Innovation is challenging in any industry, but for CIOs in the mining sector the way forward is clear: if they want to reap the benefit of the Internet of Things or big data, they have to play a stronger role in integrating traditional IT with operational technology.
As part of the 5th Annual Global Mining IT and Communication Summit in Toronto last week, IT leaders from firms in Canada and beyond gathered to discuss how bringing IT and OT together will mitigate challenges such as depleting grades of ore bodies, remoteness of new deposits, lack of infrastructure and deeper underground mining. OT generally refers to field-based devices connected to the distribution system, and the infrastructure for monitoring and controlling those devices such as Supervisory Control and Data Acquisition (SCADA) and Distribution Management Systems (DMS).

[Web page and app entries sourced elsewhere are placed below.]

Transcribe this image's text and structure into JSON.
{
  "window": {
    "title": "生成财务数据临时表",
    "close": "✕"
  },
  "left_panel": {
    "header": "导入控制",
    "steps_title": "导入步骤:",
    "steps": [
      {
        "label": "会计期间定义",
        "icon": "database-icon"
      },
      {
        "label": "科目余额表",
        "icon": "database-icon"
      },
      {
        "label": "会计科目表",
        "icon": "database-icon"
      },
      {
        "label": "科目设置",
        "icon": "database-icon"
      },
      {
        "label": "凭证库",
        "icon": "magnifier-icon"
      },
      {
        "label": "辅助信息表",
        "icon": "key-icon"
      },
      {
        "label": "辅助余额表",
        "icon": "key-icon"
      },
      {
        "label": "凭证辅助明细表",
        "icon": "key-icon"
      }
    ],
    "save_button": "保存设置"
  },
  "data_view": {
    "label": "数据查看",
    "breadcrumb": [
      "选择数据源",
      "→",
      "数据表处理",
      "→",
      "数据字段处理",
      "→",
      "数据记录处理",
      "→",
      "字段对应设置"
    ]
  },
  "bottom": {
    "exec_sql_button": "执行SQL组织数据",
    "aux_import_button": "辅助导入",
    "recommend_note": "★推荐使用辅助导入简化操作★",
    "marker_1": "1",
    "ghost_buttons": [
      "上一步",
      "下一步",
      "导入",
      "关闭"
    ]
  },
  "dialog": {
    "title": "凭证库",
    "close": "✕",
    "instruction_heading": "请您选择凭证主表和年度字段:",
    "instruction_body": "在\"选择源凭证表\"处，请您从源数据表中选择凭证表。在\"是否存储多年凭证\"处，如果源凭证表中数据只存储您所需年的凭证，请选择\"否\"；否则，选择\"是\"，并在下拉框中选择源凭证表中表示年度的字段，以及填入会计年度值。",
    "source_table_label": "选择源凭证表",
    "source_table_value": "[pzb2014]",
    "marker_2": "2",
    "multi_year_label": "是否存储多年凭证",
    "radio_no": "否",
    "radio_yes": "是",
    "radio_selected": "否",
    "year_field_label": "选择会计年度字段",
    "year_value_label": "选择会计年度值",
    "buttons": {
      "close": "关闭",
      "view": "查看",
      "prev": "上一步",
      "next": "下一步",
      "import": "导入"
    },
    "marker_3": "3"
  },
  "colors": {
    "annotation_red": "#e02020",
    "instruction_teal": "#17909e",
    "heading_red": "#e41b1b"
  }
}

A panel of CIOs agreed that while IT/OT integration has been discussed in the industry for years, it’s the recent increase of sensor technology and other business opportunities which is accelerating the convergence.
“It’s nothing we’ve done,” said Joe AbiDaoud, CIO of HudBay Minerals. “We’re being pulled in because IT is inherently becoming a part of these products.”
This will nonetheless become a core focus for IT leaders in mining, AbiDaoud added. Whereas creating a mobile-app might be considered game changing in other industries, mobility in mining might merely be considered table stakes compared with getting more value from OT.
For example, sensors can be applied to monitor equipment operating conditions, trip cycle events, ore quality, payload, equipment or people in proximity and the mine environment. It would make sense for that data to be fed into business intelligence, for example, but that’s not many firms are still in the early stages.
“We have no resources to look for opportunities. We don’t go out and propose things. We’re not there yet,” said Lino Cafazzo, CIO at Agnico Eagle Mines. “Right now we’ve got to put security around it all.”
OT? That’s Mine!
In some cases vendors of OT products approach mining firms about integrating with IT systems, but it can cost a lot more than having an IT department do the same work internally, Cafazzo added. That may be a more subtle way for CIOs to get the go-ahead they need from the senior leadership team.
“There’s a lot of change management required, but where is the change really required?” asked Ajay K. Dhir, Group CIO & CHRO, Adhunik group of Industries in India. “It has to come from the top floor, not the shop floor.”
One possible advantage CIOs have, AbiDaoud said, is a broader perspective than those running the various fiefdoms in a typical mining organization.
“Everyone is so siloed, but we don’t think in silos. We think more connected,” he said, adding that IT leaders should concentrate on collaborating with those who are truly ready to do so. “I don’t waste time seeking out people who don’t get it, or who don’t care. Good business partners are out there.”
Kalev Ruberg, CIO at Teck Resources, said business units can create havoc if left completely to their own devices, giving the example of engineering teams who wrote SQL queries that nearly destroyed a database. What makes matters more difficult in mining specifically, he added, is the often distributed nature of the workforce.
“There are global cultural issues,” he said. “It can be difficult to standardize systems if those working in a different location feel they have no voice, or no choice.”
Ultimately, the role of CIOs in IT/OT integration is based on how data-driven a particular mining firm wants to be, AbiDaoud said.
“Ninety-five percent of the time the data you want is coming from OT. You’ll see that morph and start to look more like IT in time,” he said. “It will really depend on how extensively (the business) uses it that will determine whether it will be under IT.”